8. Johnson, E. S., Wolff, M. F., and Wernsman, E. A. 2002. Marker-assisted selection for resistance to black shank disease in tobacco. Plant Dis. 86:1303-1309.

9. Johnson, E. S., Wolff, M. F., Wernsman, E. A., Atchley, W. R., and Shew, H. D. 2002. Origin of the black shank resistance gene, Ph, in tobacco cultivar Coker 371-Gold. Plant Dis. 86:1080-1084.

10. Litton, C. C., Stokes, G. W., and Smiley, J. H. 1966. Occurrence of race 1 of Phytophthora parasitica var. nicotianae. Tobacco Sci. 10:73-74.

11. Mila, A., and Broadwell, A. 2006. Managing disease. Pages 158-186 in: Flue-Cured Tobacco Guide, 2007. Agric.

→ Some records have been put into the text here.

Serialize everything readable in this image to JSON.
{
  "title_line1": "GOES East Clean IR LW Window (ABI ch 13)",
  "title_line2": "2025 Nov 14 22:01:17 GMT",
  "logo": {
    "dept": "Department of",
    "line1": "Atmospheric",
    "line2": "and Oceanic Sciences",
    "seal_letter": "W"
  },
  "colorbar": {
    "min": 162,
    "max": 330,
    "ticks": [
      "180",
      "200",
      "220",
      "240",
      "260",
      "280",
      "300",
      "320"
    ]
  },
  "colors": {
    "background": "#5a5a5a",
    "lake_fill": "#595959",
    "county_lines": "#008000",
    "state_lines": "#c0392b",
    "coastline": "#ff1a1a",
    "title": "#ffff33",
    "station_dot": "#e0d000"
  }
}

Ext. Serv. Publ. No. AG-187 (rev)., Dept. of Plant Pathol., North Carolina State Univ., Raleigh, NC.

12. Mila, A., Gutierrez, W., and Broadwell, A. 2006. Extension-research flue-cured and burley tobacco pathology program annual report. Dept. of Plant Pathol., North Carolina State Univ., Raleigh, NC.

13. Powell, N. T., Porter, D., Wood, K., Conniff, L., and Wickham, P. 1987. Extension-research tobacco pathology program summary report. Agric. Ext. Serv. Publ. No. AG-191 (rev)., Dept. of Plant Pathol., North Carolina State Univ., Raleigh, NC.

14. Shew, H. D. 1985. Response of Phytophthora parasitica var. nicotianae to metalaxyl exposure. Plant Dis. 69:559-562.

15. Shew, H. D., and Lucas, G. B. 1991. Compendium of Tobacco Diseases. American Phytopathological Society, St. Paul, MN.

16. Stokes, G. W., and Litton, C. C. 1966. Source of black shank resistance in tobacco and host reaction to races 0 and 1 of Phytophthora parasitica var. nicotianae. Phytopathology 56:678-680.

17. Sullivan, M. J., Melton, T. A., and Shew, H. D. 2005. Managing the race structure of Phytophthora parasitica var. nicotianae with cultivar rotation. Plant Dis. 89:1285-1294.

18. Valleau, W. D., Stokes, G. W., and Johnson, E. M. 1960. Nine years' experience with the Nicotiana longiflora factor for resistance to Phytophthora parasitica var. nicotianae in the control of black shank. Tobacco Sci. 4:92-94.